----- Records shown
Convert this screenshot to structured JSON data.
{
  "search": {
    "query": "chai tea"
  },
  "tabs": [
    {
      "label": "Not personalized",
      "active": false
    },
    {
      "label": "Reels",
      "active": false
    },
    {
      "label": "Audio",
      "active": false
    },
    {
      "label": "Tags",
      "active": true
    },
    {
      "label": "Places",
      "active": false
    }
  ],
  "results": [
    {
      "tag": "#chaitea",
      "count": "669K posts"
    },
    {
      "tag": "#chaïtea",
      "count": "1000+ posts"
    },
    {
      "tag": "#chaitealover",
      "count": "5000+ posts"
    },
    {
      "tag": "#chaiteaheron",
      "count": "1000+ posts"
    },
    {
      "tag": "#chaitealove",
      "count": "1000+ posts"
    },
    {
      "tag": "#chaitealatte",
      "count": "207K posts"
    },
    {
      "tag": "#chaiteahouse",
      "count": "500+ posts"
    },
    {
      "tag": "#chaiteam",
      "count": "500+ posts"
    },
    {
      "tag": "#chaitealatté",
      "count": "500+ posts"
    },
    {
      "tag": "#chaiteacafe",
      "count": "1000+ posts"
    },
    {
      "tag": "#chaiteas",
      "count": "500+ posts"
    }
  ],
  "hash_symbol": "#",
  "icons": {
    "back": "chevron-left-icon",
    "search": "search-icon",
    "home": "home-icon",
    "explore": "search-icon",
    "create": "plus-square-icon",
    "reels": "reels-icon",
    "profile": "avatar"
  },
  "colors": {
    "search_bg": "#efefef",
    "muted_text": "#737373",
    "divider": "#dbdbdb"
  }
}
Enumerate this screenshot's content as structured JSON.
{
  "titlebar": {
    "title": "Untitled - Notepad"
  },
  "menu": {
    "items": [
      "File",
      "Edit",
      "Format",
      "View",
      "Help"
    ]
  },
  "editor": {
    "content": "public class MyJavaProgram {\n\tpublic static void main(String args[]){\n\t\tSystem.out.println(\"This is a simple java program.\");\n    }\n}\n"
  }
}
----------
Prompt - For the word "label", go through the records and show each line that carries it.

Task output -
      "label": "Not personalized",
      "label": "Reels",
      "label": "Audio",
      "label": "Tags",
      "label": "Places",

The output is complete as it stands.